No Fault Auto Insurance States
The word "no-fault" car insurance is frequently used loosely to denote any automobile insurance system which allows policyholders to recover economic losings from their particular insurance provider, irrespective of fault. But in its strictest type no-fault applies simply to condition laws that both allow for the payment of no-fault first-party benefits and restrict the right to sue, the so-called “limited tort” option. The first-party (policyholder) benefit coverage is called accidental injury security (PIP).
Under existing no-fault regulations, motorists may sue for extreme accidents as well as pain and suffering only if the way it is fulfills certain problems.
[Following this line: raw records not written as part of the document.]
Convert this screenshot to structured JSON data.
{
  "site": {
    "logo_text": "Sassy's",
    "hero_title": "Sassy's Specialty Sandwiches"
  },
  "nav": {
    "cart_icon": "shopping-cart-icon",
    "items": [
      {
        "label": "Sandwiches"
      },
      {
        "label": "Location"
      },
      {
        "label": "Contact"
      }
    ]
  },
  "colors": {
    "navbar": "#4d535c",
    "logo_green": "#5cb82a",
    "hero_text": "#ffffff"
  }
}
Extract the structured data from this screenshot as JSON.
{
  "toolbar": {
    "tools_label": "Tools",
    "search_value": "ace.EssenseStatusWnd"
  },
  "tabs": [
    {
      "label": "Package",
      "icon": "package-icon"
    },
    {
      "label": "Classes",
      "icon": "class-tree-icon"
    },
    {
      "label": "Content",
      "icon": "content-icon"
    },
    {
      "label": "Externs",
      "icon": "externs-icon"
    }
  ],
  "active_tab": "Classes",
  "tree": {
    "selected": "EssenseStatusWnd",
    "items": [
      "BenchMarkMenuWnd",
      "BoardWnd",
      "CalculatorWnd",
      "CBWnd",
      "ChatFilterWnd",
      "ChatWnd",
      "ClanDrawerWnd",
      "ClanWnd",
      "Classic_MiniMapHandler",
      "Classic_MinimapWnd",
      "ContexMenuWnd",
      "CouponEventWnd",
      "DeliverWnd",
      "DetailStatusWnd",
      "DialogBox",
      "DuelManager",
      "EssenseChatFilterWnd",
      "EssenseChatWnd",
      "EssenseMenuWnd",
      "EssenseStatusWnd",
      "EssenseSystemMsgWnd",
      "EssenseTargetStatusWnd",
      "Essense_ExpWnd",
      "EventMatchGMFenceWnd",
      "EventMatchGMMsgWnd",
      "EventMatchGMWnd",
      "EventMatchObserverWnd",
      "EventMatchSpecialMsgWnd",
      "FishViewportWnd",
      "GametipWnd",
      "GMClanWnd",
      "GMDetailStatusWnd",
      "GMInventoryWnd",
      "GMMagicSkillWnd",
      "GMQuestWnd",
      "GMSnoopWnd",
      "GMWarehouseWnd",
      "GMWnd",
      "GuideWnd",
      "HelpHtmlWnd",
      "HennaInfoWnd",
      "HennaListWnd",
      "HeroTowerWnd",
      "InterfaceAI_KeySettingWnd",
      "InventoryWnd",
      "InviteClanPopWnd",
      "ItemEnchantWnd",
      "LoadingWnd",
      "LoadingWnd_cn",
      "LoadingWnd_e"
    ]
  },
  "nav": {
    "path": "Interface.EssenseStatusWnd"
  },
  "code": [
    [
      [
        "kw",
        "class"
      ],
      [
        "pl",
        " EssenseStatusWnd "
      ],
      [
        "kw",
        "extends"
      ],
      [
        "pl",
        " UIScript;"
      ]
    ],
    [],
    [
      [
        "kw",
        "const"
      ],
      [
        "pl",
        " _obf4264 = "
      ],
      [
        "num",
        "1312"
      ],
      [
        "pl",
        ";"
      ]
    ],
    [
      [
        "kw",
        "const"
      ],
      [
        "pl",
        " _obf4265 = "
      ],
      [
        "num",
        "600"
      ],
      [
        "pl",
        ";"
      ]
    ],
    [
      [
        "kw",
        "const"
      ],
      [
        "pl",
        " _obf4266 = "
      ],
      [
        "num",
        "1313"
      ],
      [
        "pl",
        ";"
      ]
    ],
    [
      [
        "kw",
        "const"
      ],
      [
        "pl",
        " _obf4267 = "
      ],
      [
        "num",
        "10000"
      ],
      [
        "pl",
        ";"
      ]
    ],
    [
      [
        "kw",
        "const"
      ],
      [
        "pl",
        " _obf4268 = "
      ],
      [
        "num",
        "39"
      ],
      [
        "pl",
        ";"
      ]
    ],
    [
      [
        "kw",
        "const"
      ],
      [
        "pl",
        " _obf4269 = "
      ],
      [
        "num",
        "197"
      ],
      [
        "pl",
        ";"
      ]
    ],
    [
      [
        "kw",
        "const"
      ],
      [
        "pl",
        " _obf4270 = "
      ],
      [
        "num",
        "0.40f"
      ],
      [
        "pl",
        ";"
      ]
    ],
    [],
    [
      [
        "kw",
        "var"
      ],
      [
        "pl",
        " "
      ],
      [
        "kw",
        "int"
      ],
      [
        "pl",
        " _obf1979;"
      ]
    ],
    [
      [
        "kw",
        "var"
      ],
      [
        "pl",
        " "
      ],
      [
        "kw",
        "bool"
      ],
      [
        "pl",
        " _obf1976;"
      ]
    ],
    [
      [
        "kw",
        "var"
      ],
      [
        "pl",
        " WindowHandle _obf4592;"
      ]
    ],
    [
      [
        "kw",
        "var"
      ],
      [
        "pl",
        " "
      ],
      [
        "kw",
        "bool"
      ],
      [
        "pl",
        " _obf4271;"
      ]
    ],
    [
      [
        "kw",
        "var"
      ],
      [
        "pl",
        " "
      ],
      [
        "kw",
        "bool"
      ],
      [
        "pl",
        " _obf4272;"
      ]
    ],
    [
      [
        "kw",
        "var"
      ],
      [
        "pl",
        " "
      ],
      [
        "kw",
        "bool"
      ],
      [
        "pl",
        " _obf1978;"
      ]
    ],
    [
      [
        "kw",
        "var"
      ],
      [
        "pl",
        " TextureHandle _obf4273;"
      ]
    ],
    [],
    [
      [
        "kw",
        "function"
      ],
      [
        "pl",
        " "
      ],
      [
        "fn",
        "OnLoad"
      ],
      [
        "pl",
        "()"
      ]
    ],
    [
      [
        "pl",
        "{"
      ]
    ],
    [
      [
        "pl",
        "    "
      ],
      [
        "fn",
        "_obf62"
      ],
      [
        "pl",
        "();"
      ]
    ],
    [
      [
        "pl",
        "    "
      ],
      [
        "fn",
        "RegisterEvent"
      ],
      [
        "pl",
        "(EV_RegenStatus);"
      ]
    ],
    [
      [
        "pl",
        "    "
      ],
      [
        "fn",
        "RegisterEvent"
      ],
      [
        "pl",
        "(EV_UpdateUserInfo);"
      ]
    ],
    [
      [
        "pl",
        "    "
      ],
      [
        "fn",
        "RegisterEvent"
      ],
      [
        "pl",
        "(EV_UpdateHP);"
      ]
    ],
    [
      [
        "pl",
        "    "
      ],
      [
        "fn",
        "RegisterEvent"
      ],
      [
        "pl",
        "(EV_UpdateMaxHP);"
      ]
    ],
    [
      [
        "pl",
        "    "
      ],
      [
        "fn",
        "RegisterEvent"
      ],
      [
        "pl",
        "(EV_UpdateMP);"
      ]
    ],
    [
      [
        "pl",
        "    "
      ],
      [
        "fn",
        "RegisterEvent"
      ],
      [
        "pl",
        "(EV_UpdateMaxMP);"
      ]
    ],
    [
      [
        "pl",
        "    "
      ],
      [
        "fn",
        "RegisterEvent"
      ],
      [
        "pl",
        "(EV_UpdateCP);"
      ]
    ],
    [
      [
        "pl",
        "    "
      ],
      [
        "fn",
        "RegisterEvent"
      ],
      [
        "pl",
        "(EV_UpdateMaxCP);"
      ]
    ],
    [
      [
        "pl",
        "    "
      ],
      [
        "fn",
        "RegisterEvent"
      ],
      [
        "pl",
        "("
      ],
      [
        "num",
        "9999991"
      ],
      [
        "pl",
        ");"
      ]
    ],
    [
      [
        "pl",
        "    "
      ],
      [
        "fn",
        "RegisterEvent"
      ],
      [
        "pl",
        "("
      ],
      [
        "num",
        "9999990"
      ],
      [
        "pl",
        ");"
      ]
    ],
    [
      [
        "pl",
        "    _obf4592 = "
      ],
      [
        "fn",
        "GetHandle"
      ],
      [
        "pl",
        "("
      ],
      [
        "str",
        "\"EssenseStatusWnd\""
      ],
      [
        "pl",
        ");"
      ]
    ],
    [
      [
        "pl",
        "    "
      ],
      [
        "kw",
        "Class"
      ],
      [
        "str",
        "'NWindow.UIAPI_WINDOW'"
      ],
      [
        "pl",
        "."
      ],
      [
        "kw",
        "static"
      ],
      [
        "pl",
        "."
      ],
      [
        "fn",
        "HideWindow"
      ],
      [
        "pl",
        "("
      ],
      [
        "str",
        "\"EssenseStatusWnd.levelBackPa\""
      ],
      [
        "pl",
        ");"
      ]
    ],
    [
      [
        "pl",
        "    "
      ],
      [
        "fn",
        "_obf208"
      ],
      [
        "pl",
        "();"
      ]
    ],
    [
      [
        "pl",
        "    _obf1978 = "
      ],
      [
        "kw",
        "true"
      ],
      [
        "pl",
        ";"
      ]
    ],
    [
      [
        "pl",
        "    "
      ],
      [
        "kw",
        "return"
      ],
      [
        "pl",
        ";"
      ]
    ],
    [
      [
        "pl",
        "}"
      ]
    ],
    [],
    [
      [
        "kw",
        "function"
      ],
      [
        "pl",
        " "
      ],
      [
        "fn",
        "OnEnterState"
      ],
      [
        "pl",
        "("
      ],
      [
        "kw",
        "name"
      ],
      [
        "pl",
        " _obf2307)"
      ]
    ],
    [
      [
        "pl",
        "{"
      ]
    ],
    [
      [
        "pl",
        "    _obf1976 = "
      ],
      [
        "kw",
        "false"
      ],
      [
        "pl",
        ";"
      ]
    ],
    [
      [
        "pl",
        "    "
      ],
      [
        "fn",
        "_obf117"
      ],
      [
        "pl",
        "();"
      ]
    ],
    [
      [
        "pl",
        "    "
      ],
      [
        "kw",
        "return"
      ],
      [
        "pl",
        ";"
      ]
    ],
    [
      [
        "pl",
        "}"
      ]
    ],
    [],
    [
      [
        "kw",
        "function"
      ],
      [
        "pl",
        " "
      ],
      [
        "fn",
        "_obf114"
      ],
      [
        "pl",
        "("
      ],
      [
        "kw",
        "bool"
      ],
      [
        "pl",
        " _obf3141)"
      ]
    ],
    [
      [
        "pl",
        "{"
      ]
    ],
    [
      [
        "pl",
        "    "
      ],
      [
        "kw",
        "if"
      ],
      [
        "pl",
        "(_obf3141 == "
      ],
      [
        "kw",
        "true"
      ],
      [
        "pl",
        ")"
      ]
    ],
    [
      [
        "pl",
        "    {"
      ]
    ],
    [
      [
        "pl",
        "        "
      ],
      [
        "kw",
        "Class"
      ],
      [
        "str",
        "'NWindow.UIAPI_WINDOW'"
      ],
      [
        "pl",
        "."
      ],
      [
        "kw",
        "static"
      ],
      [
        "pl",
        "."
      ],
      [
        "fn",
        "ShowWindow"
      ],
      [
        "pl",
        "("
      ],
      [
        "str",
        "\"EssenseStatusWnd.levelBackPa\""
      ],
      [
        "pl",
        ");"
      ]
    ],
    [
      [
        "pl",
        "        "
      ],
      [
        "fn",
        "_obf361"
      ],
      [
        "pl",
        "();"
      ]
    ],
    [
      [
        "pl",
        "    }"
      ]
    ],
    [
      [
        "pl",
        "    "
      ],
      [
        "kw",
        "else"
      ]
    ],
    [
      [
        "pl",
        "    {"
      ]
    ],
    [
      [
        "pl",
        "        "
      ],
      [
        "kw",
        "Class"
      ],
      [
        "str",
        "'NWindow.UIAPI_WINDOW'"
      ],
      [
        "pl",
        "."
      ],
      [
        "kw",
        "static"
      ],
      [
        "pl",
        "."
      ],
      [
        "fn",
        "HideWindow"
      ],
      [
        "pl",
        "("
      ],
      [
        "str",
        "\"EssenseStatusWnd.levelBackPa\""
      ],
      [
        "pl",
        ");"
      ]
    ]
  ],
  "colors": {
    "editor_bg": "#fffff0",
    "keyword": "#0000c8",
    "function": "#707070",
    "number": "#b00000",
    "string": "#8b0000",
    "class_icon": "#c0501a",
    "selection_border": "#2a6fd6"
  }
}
These conditions, referred to as a threshold, relate to the severity of injury. They may be expressed in verbal terms (a descriptive or spoken threshold) or perhaps in buck amounts of medical bills, a monetary threshold. Some rules include minimal needs when it comes to times of impairment incurred as a consequence of the accident. Because large threshold no-fault systems limit litigation, they have a tendency to lessen costs and delays in having to pay statements. Verbal thresholds eradicate the incentive to inflate claims that'll occur when there is a dollar "target" for health expenses. But in certain states the verbal limit was eroded with time by broad judicial explanation of this verbal limit language, and PIP coverage is just about the target of abuse and fraudulence by dishonest doctors and centers that bill for unnecessary and high priced surgical procedure, pushing up expenses.
Currently 12 states and Puerto Rico have no-fault car insurance guidelines. Florida, Michigan, nj-new jersey, New York and Pennsylvania have actually verbal thresholds. One other seven states—Hawaii, Kansas, Kentucky, Massachusetts, Minnesota, North Dakota and Utah—use a monetary limit. Three states have actually a "option" no-fault legislation. In New Jersey, Pennsylvania and Kentucky, motorists may reject the lawsuit threshold and retain the to sue for almost any auto-related damage.